I love this blog so interesting
Very kind, thank you!
I really enjoyed reading this blog. Great images. I was looking at moss on top of some tiles in the garden only the other day, thinking how beautiful this mini hummucky landscape was.
I would like to know if there is any type of moss you could put around potted plants to keep some of the moisture in during the hot summer
Hello Judy, I wouldn’t necessarily use moss to keep moisture in. I tend to use horticultural grit on all my garden plants in containers it keeps the moisture in. I hope this helps.
Very nice images – it feels green and moist!
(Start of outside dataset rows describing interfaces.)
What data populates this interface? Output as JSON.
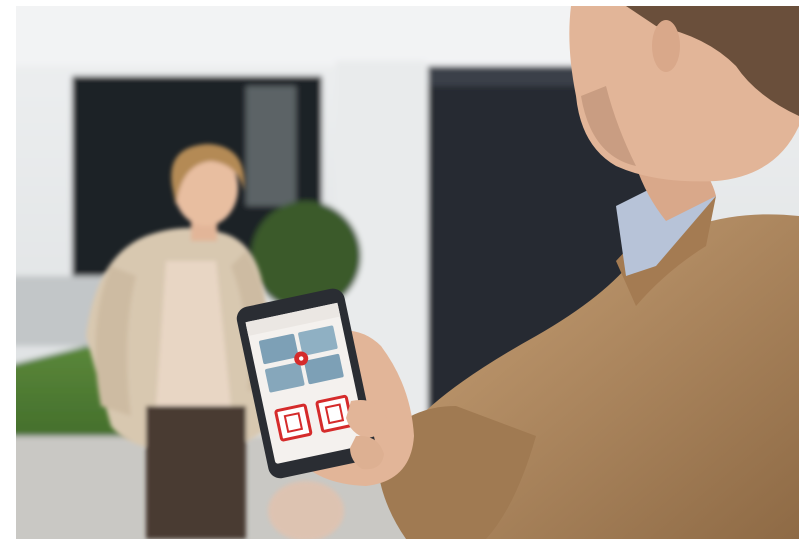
{
  "scene": {
    "description_free": true,
    "colors": {
      "wall": "#e4e6e7",
      "wall_shadow": "#cfd3d6",
      "dark_opening": "#1f2426",
      "garage_door": "#262c33",
      "lawn": "#4f7a33",
      "path": "#c9c8c4",
      "coat_woman": "#d8c8b0",
      "pants_woman": "#4a3a33",
      "hair_woman": "#b48a55",
      "jacket_man": "#b48c63",
      "shirt_man": "#b7c3d8",
      "skin": "#e2b598",
      "phone_body": "#2a2d33",
      "phone_screen": "#f4f1ee",
      "app_accent": "#d52b2b",
      "app_tile": "#7da0b6"
    },
    "phone_app": {
      "icons": [
        "camera-tile-icon",
        "camera-tile-icon",
        "camera-tile-icon",
        "camera-tile-icon",
        "alert-badge-icon",
        "door-button-icon",
        "door-button-icon"
      ]
    }
  }
}
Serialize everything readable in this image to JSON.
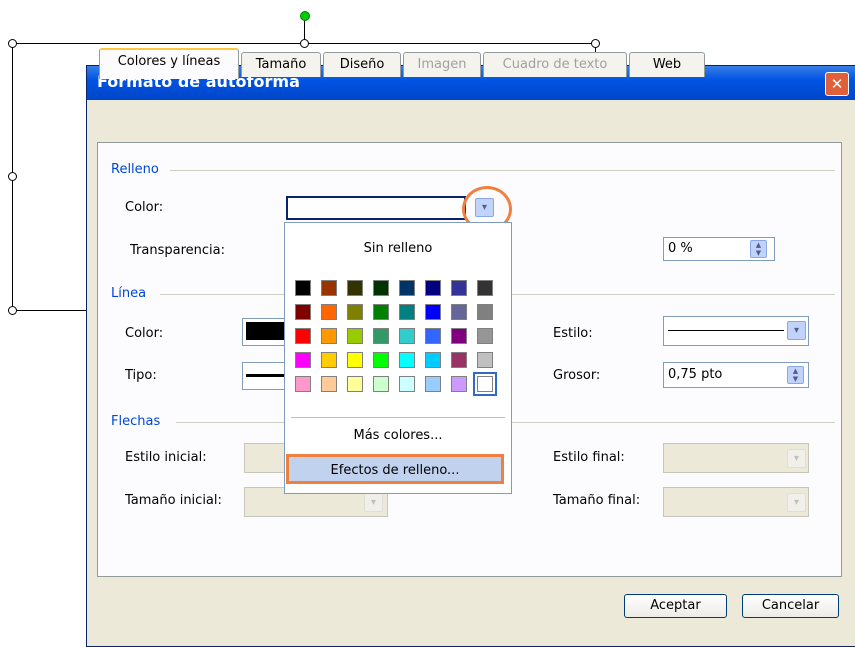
{
  "dialog": {
    "title": "Formato de autoforma",
    "close_label": "✕"
  },
  "tabs": [
    {
      "label": "Colores y líneas",
      "state": "active"
    },
    {
      "label": "Tamaño",
      "state": "enabled"
    },
    {
      "label": "Diseño",
      "state": "enabled"
    },
    {
      "label": "Imagen",
      "state": "disabled"
    },
    {
      "label": "Cuadro de texto",
      "state": "disabled"
    },
    {
      "label": "Web",
      "state": "enabled"
    }
  ],
  "relleno": {
    "group_label": "Relleno",
    "color_label": "Color:",
    "transparency_label": "Transparencia:",
    "transparency_value": "0 %"
  },
  "linea": {
    "group_label": "Línea",
    "color_label": "Color:",
    "type_label": "Tipo:",
    "style_label": "Estilo:",
    "weight_label": "Grosor:",
    "weight_value": "0,75 pto"
  },
  "flechas": {
    "group_label": "Flechas",
    "start_style_label": "Estilo inicial:",
    "start_size_label": "Tamaño inicial:",
    "end_style_label": "Estilo final:",
    "end_size_label": "Tamaño final:"
  },
  "color_popup": {
    "no_fill": "Sin relleno",
    "more_colors": "Más colores...",
    "fill_effects": "Efectos de relleno...",
    "palette": [
      [
        "#000000",
        "#993300",
        "#333300",
        "#003300",
        "#003366",
        "#000080",
        "#333399",
        "#333333"
      ],
      [
        "#800000",
        "#ff6600",
        "#808000",
        "#008000",
        "#008080",
        "#0000ff",
        "#666699",
        "#808080"
      ],
      [
        "#ff0000",
        "#ff9900",
        "#99cc00",
        "#339966",
        "#33cccc",
        "#3366ff",
        "#800080",
        "#969696"
      ],
      [
        "#ff00ff",
        "#ffcc00",
        "#ffff00",
        "#00ff00",
        "#00ffff",
        "#00ccff",
        "#993366",
        "#c0c0c0"
      ],
      [
        "#ff99cc",
        "#ffcc99",
        "#ffff99",
        "#ccffcc",
        "#ccffff",
        "#99ccff",
        "#cc99ff",
        "#ffffff"
      ]
    ],
    "highlight_color": "#f08040"
  },
  "buttons": {
    "ok": "Aceptar",
    "cancel": "Cancelar"
  }
}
Nothing beats a moss covered boulder or a tree stump – plus a few mushrooms on the last one…
I love mosses! Oh, the smell is so nice.
Amy (my daughter) and I would say that was the fairies’ carpet, and the little mushrooms were their tables, and there was some plant that looked like elves hats, I forget which one.
Great photos, I don’t mind the moss in the lawn, its green and bouncy what more could you ask for!
ps why aren’t I on the list of blogs you follow, are you jealous of my disco balls?
Good question. I have been round and round trying to work that out myself. I think it shows the last 30 or so I followed, not the ones I interact with most. If you don’t mind I will try unfollowing you and then following you again and see if that gets ‘ontheedge’ back onto the list. It’s nothing personal I promise!
You’re back up the top of my list again Gill! As always 🙂
If I knew how to do one of those smiley faces I would x
I think you just type it and it converts? 🙂
Great blog…love the Moss post….I’m a great fan of moss, lichen and fungi….
Thanks Sue, happy you enjoyed the post!
Lovely photos. Mosses are so calming….I am forever bringing home mossy branches and rocks that I find on hikes near my house!
Wonderful. As always, nature does things best.